Though many viewers may have lamented the absence of developers such as Naughty Dog and Quantic Dream, Sony’s conference was solid if not earth shattering, not too dissimilar to Microsoft’s in many respects. Both brought a handful of exclusives, some interesting announcements and a good portion of indie games. EA and Konami hosted their own events the following day, with Konami’s consisting mainly of more footage from the Phantom Pain, as well as a Q & A session with Hideo Kojima. Whilst EA showed more of both Dragon Age: Inquisition and Battlefield Hardline, it was Hardline that attracted more attention, though not all of it positive. Dragon Age continued to look as impressive as it has done, showing more sections of the vast world Bioware has created, but Hardline was revealing campaign gameplay for the first time. If you’ve read my recent feature article on the Battlefield series then you’ll know where I think the franchise should be headed, and Hardline did nothing to convince me otherwise. With a storyline straight out of a Michael Bay movie, absurd gameplay mechanics, and ideas virtually stolen from the likes of Far Cry 3 and Crysis 3, Battlefield Hardline is definitely not something I’m looking forward to. Even the multiplayer modes on display left a lot to be desired when compared to previous instalments in the series. The only saving grace may be that Hardline isn’t being developed by Dice, and the extra time afforded to them - as Visceral Games develop Hardline - will allow the next proper Battlefield game to reach the heights the series aspires to.
So that was Gamescom 2014, and although it wasn’t stocked to the brim with shock announcements, it felt decidedly more focussed than the likes of E3. It had its fair share of surprises, but on the whole the majority of the games that featured throughout the week weren’t being seen for the first time. Whereas E3 feels more akin to an enormous PR event, Gamescom still manages to find that balance between videogames expo, that’s accessible to the public, yet still able to provide those exciting moments.
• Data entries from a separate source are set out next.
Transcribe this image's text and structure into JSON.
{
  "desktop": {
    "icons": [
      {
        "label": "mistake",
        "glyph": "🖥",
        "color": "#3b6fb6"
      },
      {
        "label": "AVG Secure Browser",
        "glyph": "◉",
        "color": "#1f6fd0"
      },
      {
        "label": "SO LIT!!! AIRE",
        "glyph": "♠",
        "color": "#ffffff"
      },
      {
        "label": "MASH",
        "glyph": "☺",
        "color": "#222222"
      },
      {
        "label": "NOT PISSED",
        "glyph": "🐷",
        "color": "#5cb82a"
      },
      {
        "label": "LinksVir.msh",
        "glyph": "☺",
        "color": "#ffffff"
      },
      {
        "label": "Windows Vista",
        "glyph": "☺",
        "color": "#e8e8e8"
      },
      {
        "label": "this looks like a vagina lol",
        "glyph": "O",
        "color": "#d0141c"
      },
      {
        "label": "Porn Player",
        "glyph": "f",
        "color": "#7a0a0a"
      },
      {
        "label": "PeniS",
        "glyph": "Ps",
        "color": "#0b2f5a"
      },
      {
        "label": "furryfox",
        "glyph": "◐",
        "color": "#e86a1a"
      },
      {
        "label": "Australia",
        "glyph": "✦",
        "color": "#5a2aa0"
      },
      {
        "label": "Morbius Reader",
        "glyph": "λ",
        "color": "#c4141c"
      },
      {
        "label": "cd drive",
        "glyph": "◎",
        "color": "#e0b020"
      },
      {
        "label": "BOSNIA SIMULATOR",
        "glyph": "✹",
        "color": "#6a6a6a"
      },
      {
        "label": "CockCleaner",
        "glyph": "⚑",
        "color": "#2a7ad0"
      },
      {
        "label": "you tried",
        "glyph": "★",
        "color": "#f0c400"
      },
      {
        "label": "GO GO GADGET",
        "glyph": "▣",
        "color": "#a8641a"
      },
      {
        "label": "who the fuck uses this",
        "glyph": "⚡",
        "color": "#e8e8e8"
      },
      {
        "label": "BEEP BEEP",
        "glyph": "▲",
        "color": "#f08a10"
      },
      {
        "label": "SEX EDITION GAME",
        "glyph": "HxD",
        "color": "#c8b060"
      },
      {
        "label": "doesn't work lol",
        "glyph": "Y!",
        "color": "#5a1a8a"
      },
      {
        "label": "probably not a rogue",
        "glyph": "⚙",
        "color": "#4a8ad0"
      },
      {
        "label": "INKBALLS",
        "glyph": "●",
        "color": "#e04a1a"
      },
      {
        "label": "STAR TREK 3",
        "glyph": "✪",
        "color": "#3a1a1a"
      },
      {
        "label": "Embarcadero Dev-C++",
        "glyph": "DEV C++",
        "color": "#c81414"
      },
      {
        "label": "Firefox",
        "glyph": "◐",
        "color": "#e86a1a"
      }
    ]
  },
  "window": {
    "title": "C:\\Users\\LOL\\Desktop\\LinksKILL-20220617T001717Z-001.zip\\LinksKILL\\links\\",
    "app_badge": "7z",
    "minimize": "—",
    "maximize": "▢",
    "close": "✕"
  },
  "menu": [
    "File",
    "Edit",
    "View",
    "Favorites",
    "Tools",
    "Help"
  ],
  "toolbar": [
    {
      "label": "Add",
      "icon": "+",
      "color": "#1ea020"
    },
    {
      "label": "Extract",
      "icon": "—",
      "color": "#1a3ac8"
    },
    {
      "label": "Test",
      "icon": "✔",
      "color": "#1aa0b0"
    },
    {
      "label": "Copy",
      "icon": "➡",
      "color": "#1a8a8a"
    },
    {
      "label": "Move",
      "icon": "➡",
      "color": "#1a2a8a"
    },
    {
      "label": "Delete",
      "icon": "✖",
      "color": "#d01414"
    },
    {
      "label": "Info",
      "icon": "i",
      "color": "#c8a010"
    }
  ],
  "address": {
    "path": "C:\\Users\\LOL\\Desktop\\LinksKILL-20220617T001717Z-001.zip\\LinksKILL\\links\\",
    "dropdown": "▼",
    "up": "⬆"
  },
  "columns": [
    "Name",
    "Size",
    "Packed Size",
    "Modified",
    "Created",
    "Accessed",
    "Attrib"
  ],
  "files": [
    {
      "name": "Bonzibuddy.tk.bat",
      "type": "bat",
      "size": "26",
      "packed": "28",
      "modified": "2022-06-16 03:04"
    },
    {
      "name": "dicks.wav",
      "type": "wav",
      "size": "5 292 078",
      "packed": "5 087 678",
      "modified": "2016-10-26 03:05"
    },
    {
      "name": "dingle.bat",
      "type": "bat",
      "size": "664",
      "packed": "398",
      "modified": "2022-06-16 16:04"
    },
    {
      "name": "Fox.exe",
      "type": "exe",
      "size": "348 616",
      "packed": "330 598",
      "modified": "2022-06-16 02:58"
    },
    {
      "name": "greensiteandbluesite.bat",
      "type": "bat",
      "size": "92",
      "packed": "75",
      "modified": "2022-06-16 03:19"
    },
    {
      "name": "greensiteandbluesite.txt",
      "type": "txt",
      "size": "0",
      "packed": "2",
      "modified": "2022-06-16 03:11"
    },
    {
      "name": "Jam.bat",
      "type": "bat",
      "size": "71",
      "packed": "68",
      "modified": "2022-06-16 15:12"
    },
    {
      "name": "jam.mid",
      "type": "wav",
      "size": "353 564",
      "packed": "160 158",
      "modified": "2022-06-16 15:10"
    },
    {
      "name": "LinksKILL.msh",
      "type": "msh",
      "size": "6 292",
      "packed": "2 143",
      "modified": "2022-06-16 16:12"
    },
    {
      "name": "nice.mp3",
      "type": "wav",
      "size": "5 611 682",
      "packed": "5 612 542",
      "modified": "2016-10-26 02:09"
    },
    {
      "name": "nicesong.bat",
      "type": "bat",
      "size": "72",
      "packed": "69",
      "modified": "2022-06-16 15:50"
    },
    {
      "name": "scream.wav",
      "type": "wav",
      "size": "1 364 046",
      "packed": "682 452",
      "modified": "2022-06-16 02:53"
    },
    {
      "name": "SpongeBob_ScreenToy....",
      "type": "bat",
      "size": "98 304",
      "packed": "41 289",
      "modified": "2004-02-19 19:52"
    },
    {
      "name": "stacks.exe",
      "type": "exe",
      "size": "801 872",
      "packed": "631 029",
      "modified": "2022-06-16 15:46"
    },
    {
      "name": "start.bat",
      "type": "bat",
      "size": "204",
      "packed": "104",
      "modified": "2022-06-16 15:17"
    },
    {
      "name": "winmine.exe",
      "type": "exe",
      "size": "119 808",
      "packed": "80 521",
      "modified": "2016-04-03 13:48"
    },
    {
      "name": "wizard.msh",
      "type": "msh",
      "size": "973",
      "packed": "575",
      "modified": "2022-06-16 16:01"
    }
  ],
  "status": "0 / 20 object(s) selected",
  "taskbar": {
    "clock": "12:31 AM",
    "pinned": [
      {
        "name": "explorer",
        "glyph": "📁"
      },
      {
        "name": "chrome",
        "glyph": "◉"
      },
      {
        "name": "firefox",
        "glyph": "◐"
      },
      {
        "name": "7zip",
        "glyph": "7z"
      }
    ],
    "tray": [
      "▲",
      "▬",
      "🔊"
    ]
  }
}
If I had to pick a personal highlight from Microsoft it would be the beautiful looking Ori and the Blind Forest, whilst Sony’s opening showpiece Bloodborne, left me aching to get my hands on a copy.